- **Your instructions**: Scan the lines below for the word "title". Copy each line you find it in.
= Beginning of Section =
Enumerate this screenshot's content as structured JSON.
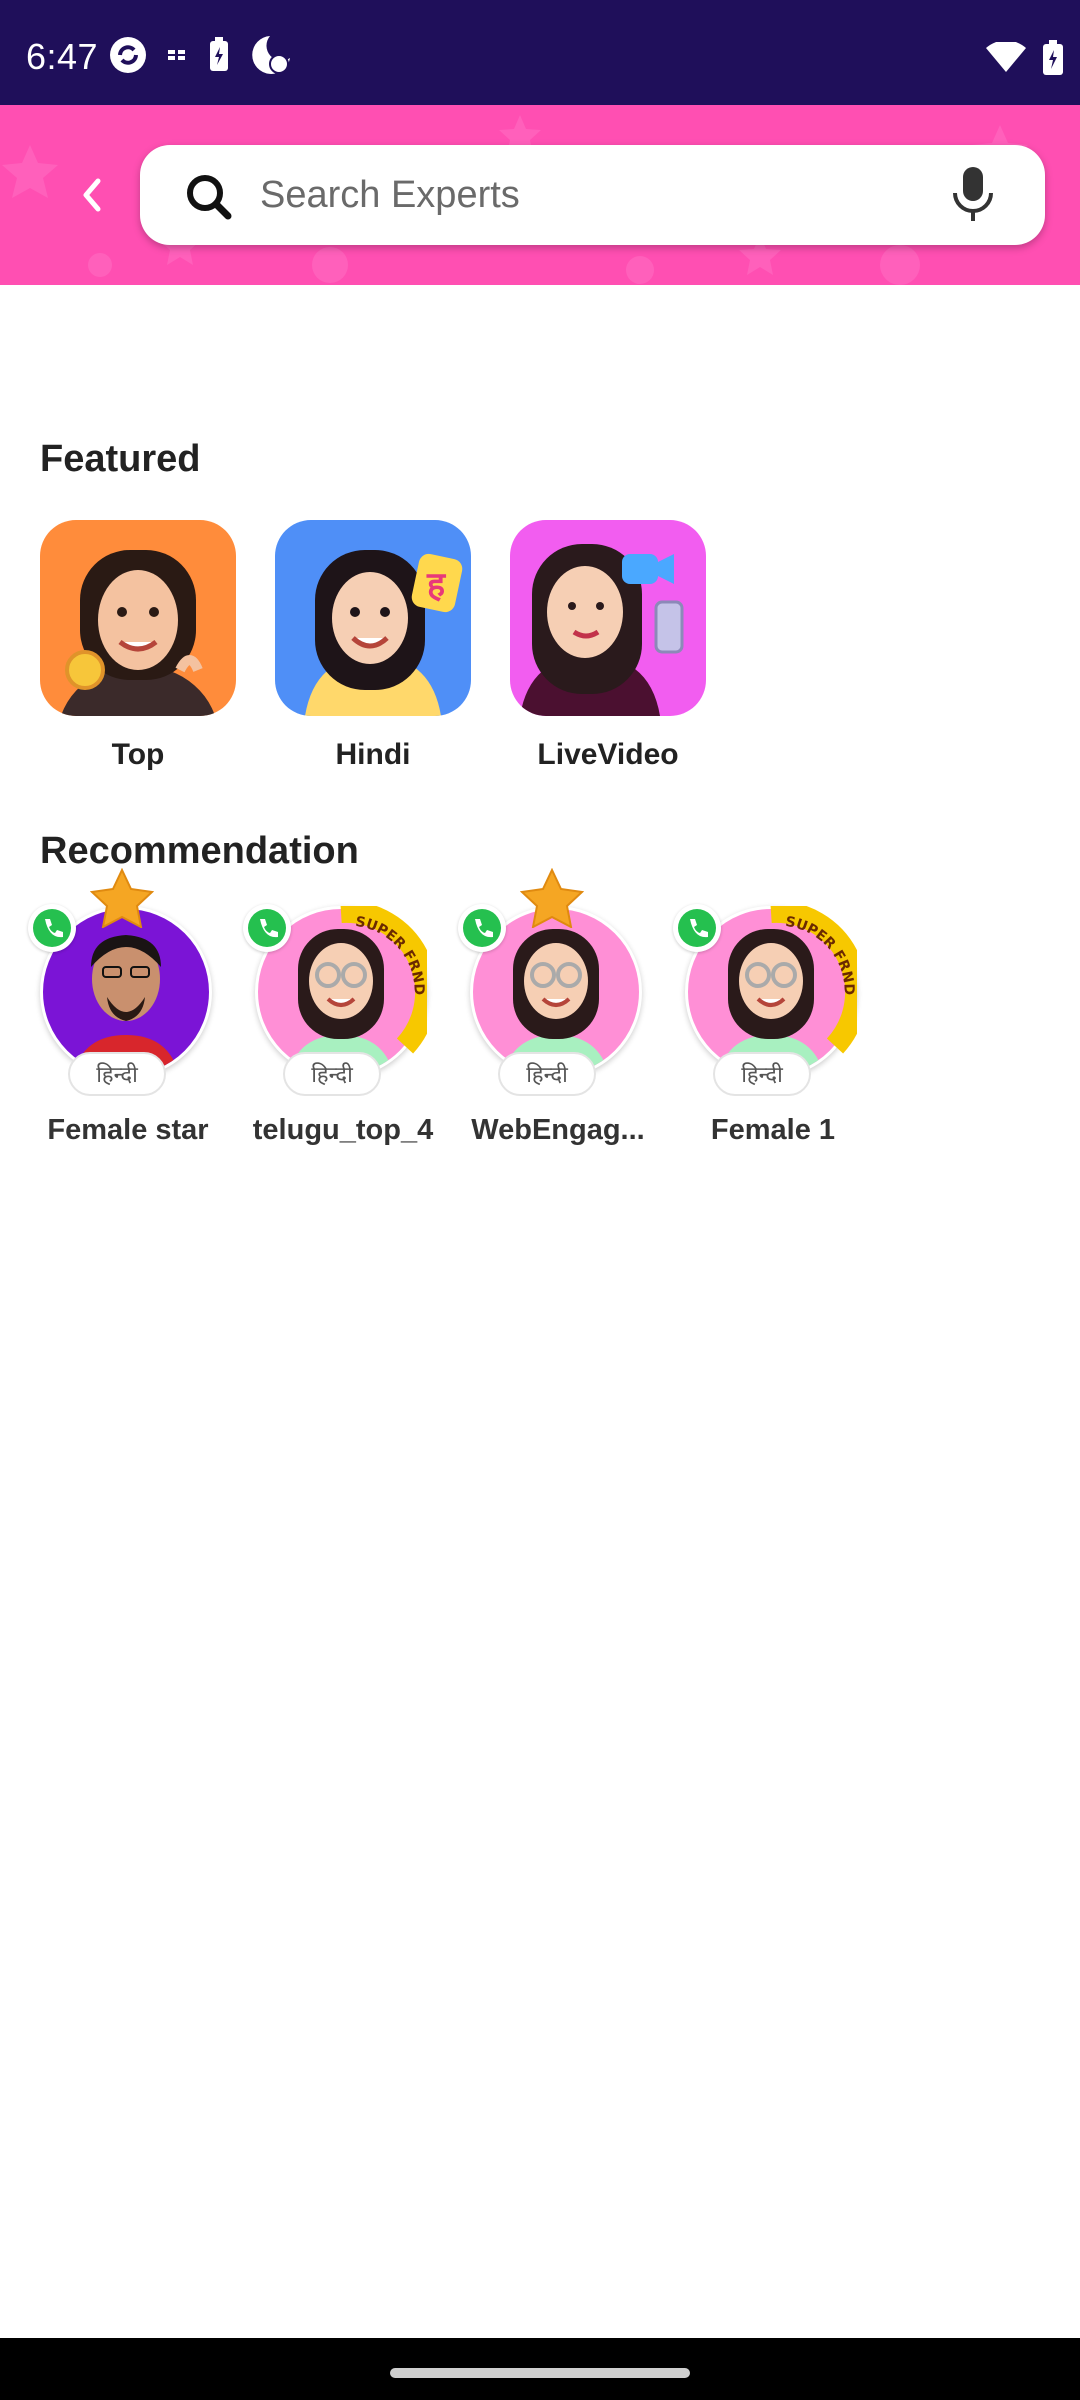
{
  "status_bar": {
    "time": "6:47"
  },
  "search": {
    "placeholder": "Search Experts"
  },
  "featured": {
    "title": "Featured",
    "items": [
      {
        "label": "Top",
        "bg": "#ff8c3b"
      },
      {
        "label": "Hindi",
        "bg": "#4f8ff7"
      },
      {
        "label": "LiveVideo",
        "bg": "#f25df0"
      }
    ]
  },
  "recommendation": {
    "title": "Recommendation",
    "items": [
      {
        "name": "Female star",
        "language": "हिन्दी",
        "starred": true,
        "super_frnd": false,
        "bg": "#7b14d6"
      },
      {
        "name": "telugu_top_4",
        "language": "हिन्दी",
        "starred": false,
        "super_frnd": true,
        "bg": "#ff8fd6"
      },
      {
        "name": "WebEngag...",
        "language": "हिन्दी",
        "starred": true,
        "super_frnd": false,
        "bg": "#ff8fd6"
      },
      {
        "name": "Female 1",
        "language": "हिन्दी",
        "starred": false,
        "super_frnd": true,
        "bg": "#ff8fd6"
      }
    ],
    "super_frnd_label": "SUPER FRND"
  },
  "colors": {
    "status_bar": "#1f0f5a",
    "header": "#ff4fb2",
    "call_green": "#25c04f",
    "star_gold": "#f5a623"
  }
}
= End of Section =
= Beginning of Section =
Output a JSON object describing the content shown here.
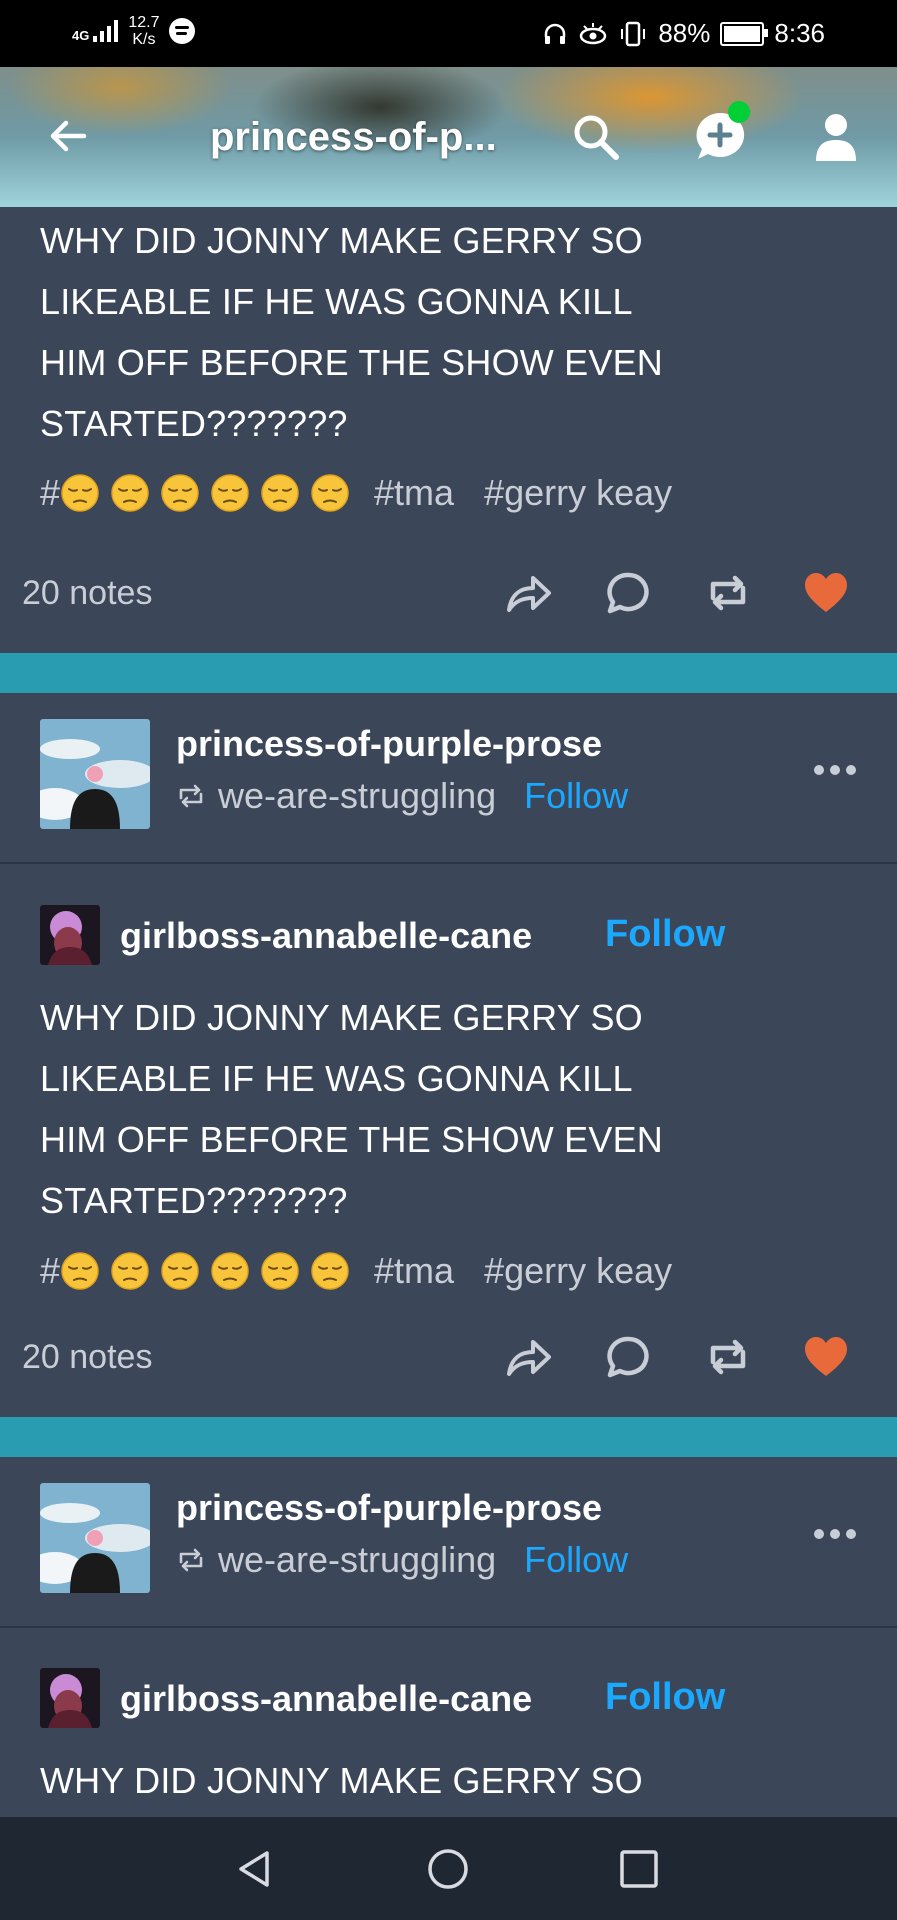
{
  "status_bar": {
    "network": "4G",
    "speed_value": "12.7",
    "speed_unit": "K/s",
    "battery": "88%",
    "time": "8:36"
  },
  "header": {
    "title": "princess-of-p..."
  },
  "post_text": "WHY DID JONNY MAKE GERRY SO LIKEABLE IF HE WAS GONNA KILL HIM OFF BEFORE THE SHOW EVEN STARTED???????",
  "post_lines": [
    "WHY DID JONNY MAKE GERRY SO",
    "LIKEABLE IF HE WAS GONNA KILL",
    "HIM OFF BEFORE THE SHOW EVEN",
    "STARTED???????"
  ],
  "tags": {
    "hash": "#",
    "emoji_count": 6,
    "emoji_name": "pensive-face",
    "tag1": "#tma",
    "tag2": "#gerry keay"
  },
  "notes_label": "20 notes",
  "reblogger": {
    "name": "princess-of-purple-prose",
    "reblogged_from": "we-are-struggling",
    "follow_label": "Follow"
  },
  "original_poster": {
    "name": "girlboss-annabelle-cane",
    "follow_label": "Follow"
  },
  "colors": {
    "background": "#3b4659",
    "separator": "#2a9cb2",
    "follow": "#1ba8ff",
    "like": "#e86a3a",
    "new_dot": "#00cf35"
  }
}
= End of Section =
- **Solution for this problem**:
    "title": "Featured",
    "title": "Recommendation",
    "title": "princess-of-p..."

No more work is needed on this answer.